# Data for review
###

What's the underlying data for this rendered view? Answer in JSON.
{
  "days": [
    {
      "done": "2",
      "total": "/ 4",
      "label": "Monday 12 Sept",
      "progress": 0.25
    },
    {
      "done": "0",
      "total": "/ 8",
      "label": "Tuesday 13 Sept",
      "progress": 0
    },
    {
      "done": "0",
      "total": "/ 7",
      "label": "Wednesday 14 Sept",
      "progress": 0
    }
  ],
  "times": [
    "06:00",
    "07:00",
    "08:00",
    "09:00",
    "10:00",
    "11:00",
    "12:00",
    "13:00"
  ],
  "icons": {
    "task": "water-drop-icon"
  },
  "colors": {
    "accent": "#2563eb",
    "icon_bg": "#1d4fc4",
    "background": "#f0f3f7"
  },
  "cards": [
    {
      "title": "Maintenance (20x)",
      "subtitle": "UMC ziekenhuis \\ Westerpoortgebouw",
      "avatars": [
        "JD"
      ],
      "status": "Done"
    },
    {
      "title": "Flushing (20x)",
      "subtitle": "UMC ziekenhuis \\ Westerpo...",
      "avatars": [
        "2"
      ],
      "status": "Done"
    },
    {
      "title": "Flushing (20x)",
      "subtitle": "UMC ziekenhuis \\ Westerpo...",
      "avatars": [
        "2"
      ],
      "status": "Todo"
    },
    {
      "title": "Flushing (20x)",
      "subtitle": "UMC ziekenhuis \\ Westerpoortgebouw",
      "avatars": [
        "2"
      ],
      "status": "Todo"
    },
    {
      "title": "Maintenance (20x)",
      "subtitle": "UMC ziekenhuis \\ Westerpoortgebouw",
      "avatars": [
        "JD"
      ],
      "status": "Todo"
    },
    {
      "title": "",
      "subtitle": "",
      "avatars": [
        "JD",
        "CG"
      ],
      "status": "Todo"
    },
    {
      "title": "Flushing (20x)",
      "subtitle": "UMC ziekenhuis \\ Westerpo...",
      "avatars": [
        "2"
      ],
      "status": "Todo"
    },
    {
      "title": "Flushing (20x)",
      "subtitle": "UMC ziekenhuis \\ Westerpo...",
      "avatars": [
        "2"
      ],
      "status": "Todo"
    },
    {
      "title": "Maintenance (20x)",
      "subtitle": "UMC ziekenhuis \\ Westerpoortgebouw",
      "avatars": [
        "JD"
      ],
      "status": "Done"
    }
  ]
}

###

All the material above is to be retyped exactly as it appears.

What's the underlying data for this rendered view? Answer in JSON.
{
  "days": [
    {
      "done": "2",
      "total": "/ 4",
      "label": "Monday 12 Sept",
      "progress": 0.25
    },
    {
      "done": "0",
      "total": "/ 8",
      "label": "Tuesday 13 Sept",
      "progress": 0
    },
    {
      "done": "0",
      "total": "/ 7",
      "label": "Wednesday 14 Sept",
      "progress": 0
    }
  ],
  "times": [
    "06:00",
    "07:00",
    "08:00",
    "09:00",
    "10:00",
    "11:00",
    "12:00",
    "13:00"
  ],
  "icons": {
    "task": "water-drop-icon"
  },
  "colors": {
    "accent": "#2563eb",
    "icon_bg": "#1d4fc4",
    "background": "#f0f3f7"
  },
  "cards": [
    {
      "title": "Maintenance (20x)",
      "subtitle": "UMC ziekenhuis \\ Westerpoortgebouw",
      "avatars": [
        "JD"
      ],
      "status": "Done"
    },
    {
      "title": "Flushing (20x)",
      "subtitle": "UMC ziekenhuis \\ Westerpo...",
      "avatars": [
        "2"
      ],
      "status": "Done"
    },
    {
      "title": "Flushing (20x)",
      "subtitle": "UMC ziekenhuis \\ Westerpo...",
      "avatars": [
        "2"
      ],
      "status": "Todo"
    },
    {
      "title": "Flushing (20x)",
      "subtitle": "UMC ziekenhuis \\ Westerpoortgebouw",
      "avatars": [
        "2"
      ],
      "status": "Todo"
    },
    {
      "title": "Maintenance (20x)",
      "subtitle": "UMC ziekenhuis \\ Westerpoortgebouw",
      "avatars": [
        "JD"
      ],
      "status": "Todo"
    },
    {
      "title": "",
      "subtitle": "",
      "avatars": [
        "JD",
        "CG"
      ],
      "status": "Todo"
    },
    {
      "title": "Flushing (20x)",
      "subtitle": "UMC ziekenhuis \\ Westerpo...",
      "avatars": [
        "2"
      ],
      "status": "Todo"
    },
    {
      "title": "Flushing (20x)",
      "subtitle": "UMC ziekenhuis \\ Westerpo...",
      "avatars": [
        "2"
      ],
      "status": "Todo"
    },
    {
      "title": "Maintenance (20x)",
      "subtitle": "UMC ziekenhuis \\ Westerpoortgebouw",
      "avatars": [
        "JD"
      ],
      "status": "Done"
    }
  ]
}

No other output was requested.